- _PROBLEM TO SOLVE_
Copy each entry as it stands, leaving nothing out.

- _SUPPLIED INFORMATION_
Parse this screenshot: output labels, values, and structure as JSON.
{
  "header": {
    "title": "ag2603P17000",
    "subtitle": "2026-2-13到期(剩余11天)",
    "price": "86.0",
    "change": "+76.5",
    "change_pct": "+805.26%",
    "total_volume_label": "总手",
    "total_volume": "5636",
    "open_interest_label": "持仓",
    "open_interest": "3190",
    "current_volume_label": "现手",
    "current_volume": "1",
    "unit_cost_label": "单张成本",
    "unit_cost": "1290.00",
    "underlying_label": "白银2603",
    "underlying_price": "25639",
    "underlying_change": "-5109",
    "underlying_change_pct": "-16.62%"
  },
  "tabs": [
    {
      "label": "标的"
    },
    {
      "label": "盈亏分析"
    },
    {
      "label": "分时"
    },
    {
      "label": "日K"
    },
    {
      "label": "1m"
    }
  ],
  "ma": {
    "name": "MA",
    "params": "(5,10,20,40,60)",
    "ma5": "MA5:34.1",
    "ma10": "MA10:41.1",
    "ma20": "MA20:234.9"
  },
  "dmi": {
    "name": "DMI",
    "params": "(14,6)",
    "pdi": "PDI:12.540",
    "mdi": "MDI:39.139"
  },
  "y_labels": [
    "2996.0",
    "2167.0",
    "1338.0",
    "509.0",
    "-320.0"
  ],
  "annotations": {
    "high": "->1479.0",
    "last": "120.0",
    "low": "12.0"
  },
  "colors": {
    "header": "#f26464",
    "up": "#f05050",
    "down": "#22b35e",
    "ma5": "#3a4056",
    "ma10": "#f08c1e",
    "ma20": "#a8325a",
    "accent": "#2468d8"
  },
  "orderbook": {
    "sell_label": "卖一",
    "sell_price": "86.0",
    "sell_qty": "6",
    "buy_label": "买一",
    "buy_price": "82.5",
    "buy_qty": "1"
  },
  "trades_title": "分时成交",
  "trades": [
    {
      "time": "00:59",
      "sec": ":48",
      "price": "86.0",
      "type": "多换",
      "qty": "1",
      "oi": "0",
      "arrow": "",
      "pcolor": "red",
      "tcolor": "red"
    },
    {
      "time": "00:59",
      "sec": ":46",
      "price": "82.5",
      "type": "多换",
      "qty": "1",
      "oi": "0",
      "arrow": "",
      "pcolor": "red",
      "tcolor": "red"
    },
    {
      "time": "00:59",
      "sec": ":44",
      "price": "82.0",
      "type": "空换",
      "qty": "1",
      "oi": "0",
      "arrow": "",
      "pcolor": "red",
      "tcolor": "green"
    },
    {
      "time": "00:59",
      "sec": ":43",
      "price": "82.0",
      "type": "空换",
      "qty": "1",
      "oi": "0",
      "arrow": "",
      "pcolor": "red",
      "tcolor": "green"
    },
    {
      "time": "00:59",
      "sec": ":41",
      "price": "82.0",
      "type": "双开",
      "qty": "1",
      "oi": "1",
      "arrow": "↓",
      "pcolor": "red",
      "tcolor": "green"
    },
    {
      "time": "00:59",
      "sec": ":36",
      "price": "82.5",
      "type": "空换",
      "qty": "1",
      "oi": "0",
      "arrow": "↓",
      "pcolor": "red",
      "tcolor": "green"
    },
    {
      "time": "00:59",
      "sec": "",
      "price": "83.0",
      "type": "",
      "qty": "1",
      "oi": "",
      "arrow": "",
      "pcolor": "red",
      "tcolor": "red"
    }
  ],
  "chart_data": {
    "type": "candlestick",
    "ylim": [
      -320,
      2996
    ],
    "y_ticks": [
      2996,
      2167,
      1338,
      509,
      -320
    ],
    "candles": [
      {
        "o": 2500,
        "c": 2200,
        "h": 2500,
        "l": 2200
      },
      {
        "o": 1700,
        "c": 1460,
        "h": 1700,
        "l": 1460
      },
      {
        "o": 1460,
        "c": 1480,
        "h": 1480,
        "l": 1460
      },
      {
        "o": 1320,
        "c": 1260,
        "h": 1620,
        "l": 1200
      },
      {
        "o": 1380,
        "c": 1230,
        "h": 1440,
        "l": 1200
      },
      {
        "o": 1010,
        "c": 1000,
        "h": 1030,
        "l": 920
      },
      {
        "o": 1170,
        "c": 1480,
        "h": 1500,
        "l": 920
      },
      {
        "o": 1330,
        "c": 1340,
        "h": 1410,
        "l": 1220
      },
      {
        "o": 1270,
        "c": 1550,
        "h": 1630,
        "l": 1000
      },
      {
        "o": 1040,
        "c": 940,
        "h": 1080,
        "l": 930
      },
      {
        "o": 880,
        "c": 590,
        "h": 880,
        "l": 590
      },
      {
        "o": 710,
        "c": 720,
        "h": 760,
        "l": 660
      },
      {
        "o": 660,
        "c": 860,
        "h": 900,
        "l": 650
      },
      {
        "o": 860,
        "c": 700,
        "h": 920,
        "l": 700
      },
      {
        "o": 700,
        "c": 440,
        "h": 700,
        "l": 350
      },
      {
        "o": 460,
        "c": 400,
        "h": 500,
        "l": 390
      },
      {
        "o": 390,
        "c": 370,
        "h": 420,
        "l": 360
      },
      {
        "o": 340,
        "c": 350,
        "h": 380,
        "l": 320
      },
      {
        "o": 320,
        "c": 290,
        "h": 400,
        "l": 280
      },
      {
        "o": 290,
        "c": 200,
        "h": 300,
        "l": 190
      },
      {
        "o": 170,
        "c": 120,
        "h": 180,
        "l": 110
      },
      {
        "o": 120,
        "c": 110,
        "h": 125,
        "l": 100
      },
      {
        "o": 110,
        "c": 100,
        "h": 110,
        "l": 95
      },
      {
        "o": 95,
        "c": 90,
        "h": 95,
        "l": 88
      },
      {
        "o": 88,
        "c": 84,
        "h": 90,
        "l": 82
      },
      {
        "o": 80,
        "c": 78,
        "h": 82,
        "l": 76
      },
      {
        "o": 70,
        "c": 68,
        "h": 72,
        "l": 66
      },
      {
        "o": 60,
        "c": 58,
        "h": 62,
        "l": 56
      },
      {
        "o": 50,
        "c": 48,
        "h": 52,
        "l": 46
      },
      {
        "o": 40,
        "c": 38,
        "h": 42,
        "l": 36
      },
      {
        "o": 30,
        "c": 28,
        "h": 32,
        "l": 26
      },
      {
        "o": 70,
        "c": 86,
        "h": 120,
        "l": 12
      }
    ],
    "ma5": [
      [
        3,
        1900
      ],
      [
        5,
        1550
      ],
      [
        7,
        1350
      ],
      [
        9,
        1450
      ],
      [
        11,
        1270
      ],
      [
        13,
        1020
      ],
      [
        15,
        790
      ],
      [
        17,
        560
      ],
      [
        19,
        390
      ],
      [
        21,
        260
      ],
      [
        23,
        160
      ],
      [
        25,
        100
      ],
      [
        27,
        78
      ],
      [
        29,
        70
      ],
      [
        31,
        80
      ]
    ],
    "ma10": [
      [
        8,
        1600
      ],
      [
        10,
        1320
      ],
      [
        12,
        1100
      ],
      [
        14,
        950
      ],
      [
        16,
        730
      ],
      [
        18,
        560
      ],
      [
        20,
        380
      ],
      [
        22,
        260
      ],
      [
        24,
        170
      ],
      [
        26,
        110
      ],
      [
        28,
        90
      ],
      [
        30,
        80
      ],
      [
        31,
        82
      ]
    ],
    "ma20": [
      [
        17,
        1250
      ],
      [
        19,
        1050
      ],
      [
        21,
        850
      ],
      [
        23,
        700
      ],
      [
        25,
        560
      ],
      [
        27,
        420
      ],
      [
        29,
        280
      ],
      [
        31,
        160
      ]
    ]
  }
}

- _REPLY_
Parse this screenshot: output labels, values, and structure as JSON.
{
  "header": {
    "title": "ag2603P17000",
    "subtitle": "2026-2-13到期(剩余11天)",
    "price": "86.0",
    "change": "+76.5",
    "change_pct": "+805.26%",
    "total_volume_label": "总手",
    "total_volume": "5636",
    "open_interest_label": "持仓",
    "open_interest": "3190",
    "current_volume_label": "现手",
    "current_volume": "1",
    "unit_cost_label": "单张成本",
    "unit_cost": "1290.00",
    "underlying_label": "白银2603",
    "underlying_price": "25639",
    "underlying_change": "-5109",
    "underlying_change_pct": "-16.62%"
  },
  "tabs": [
    {
      "label": "标的"
    },
    {
      "label": "盈亏分析"
    },
    {
      "label": "分时"
    },
    {
      "label": "日K"
    },
    {
      "label": "1m"
    }
  ],
  "ma": {
    "name": "MA",
    "params": "(5,10,20,40,60)",
    "ma5": "MA5:34.1",
    "ma10": "MA10:41.1",
    "ma20": "MA20:234.9"
  },
  "dmi": {
    "name": "DMI",
    "params": "(14,6)",
    "pdi": "PDI:12.540",
    "mdi": "MDI:39.139"
  },
  "y_labels": [
    "2996.0",
    "2167.0",
    "1338.0",
    "509.0",
    "-320.0"
  ],
  "annotations": {
    "high": "->1479.0",
    "last": "120.0",
    "low": "12.0"
  },
  "colors": {
    "header": "#f26464",
    "up": "#f05050",
    "down": "#22b35e",
    "ma5": "#3a4056",
    "ma10": "#f08c1e",
    "ma20": "#a8325a",
    "accent": "#2468d8"
  },
  "orderbook": {
    "sell_label": "卖一",
    "sell_price": "86.0",
    "sell_qty": "6",
    "buy_label": "买一",
    "buy_price": "82.5",
    "buy_qty": "1"
  },
  "trades_title": "分时成交",
  "trades": [
    {
      "time": "00:59",
      "sec": ":48",
      "price": "86.0",
      "type": "多换",
      "qty": "1",
      "oi": "0",
      "arrow": "",
      "pcolor": "red",
      "tcolor": "red"
    },
    {
      "time": "00:59",
      "sec": ":46",
      "price": "82.5",
      "type": "多换",
      "qty": "1",
      "oi": "0",
      "arrow": "",
      "pcolor": "red",
      "tcolor": "red"
    },
    {
      "time": "00:59",
      "sec": ":44",
      "price": "82.0",
      "type": "空换",
      "qty": "1",
      "oi": "0",
      "arrow": "",
      "pcolor": "red",
      "tcolor": "green"
    },
    {
      "time": "00:59",
      "sec": ":43",
      "price": "82.0",
      "type": "空换",
      "qty": "1",
      "oi": "0",
      "arrow": "",
      "pcolor": "red",
      "tcolor": "green"
    },
    {
      "time": "00:59",
      "sec": ":41",
      "price": "82.0",
      "type": "双开",
      "qty": "1",
      "oi": "1",
      "arrow": "↓",
      "pcolor": "red",
      "tcolor": "green"
    },
    {
      "time": "00:59",
      "sec": ":36",
      "price": "82.5",
      "type": "空换",
      "qty": "1",
      "oi": "0",
      "arrow": "↓",
      "pcolor": "red",
      "tcolor": "green"
    },
    {
      "time": "00:59",
      "sec": "",
      "price": "83.0",
      "type": "",
      "qty": "1",
      "oi": "",
      "arrow": "",
      "pcolor": "red",
      "tcolor": "red"
    }
  ],
  "chart_data": {
    "type": "candlestick",
    "ylim": [
      -320,
      2996
    ],
    "y_ticks": [
      2996,
      2167,
      1338,
      509,
      -320
    ],
    "candles": [
      {
        "o": 2500,
        "c": 2200,
        "h": 2500,
        "l": 2200
      },
      {
        "o": 1700,
        "c": 1460,
        "h": 1700,
        "l": 1460
      },
      {
        "o": 1460,
        "c": 1480,
        "h": 1480,
        "l": 1460
      },
      {
        "o": 1320,
        "c": 1260,
        "h": 1620,
        "l": 1200
      },
      {
        "o": 1380,
        "c": 1230,
        "h": 1440,
        "l": 1200
      },
      {
        "o": 1010,
        "c": 1000,
        "h": 1030,
        "l": 920
      },
      {
        "o": 1170,
        "c": 1480,
        "h": 1500,
        "l": 920
      },
      {
        "o": 1330,
        "c": 1340,
        "h": 1410,
        "l": 1220
      },
      {
        "o": 1270,
        "c": 1550,
        "h": 1630,
        "l": 1000
      },
      {
        "o": 1040,
        "c": 940,
        "h": 1080,
        "l": 930
      },
      {
        "o": 880,
        "c": 590,
        "h": 880,
        "l": 590
      },
      {
        "o": 710,
        "c": 720,
        "h": 760,
        "l": 660
      },
      {
        "o": 660,
        "c": 860,
        "h": 900,
        "l": 650
      },
      {
        "o": 860,
        "c": 700,
        "h": 920,
        "l": 700
      },
      {
        "o": 700,
        "c": 440,
        "h": 700,
        "l": 350
      },
      {
        "o": 460,
        "c": 400,
        "h": 500,
        "l": 390
      },
      {
        "o": 390,
        "c": 370,
        "h": 420,
        "l": 360
      },
      {
        "o": 340,
        "c": 350,
        "h": 380,
        "l": 320
      },
      {
        "o": 320,
        "c": 290,
        "h": 400,
        "l": 280
      },
      {
        "o": 290,
        "c": 200,
        "h": 300,
        "l": 190
      },
      {
        "o": 170,
        "c": 120,
        "h": 180,
        "l": 110
      },
      {
        "o": 120,
        "c": 110,
        "h": 125,
        "l": 100
      },
      {
        "o": 110,
        "c": 100,
        "h": 110,
        "l": 95
      },
      {
        "o": 95,
        "c": 90,
        "h": 95,
        "l": 88
      },
      {
        "o": 88,
        "c": 84,
        "h": 90,
        "l": 82
      },
      {
        "o": 80,
        "c": 78,
        "h": 82,
        "l": 76
      },
      {
        "o": 70,
        "c": 68,
        "h": 72,
        "l": 66
      },
      {
        "o": 60,
        "c": 58,
        "h": 62,
        "l": 56
      },
      {
        "o": 50,
        "c": 48,
        "h": 52,
        "l": 46
      },
      {
        "o": 40,
        "c": 38,
        "h": 42,
        "l": 36
      },
      {
        "o": 30,
        "c": 28,
        "h": 32,
        "l": 26
      },
      {
        "o": 70,
        "c": 86,
        "h": 120,
        "l": 12
      }
    ],
    "ma5": [
      [
        3,
        1900
      ],
      [
        5,
        1550
      ],
      [
        7,
        1350
      ],
      [
        9,
        1450
      ],
      [
        11,
        1270
      ],
      [
        13,
        1020
      ],
      [
        15,
        790
      ],
      [
        17,
        560
      ],
      [
        19,
        390
      ],
      [
        21,
        260
      ],
      [
        23,
        160
      ],
      [
        25,
        100
      ],
      [
        27,
        78
      ],
      [
        29,
        70
      ],
      [
        31,
        80
      ]
    ],
    "ma10": [
      [
        8,
        1600
      ],
      [
        10,
        1320
      ],
      [
        12,
        1100
      ],
      [
        14,
        950
      ],
      [
        16,
        730
      ],
      [
        18,
        560
      ],
      [
        20,
        380
      ],
      [
        22,
        260
      ],
      [
        24,
        170
      ],
      [
        26,
        110
      ],
      [
        28,
        90
      ],
      [
        30,
        80
      ],
      [
        31,
        82
      ]
    ],
    "ma20": [
      [
        17,
        1250
      ],
      [
        19,
        1050
      ],
      [
        21,
        850
      ],
      [
        23,
        700
      ],
      [
        25,
        560
      ],
      [
        27,
        420
      ],
      [
        29,
        280
      ],
      [
        31,
        160
      ]
    ]
  }
}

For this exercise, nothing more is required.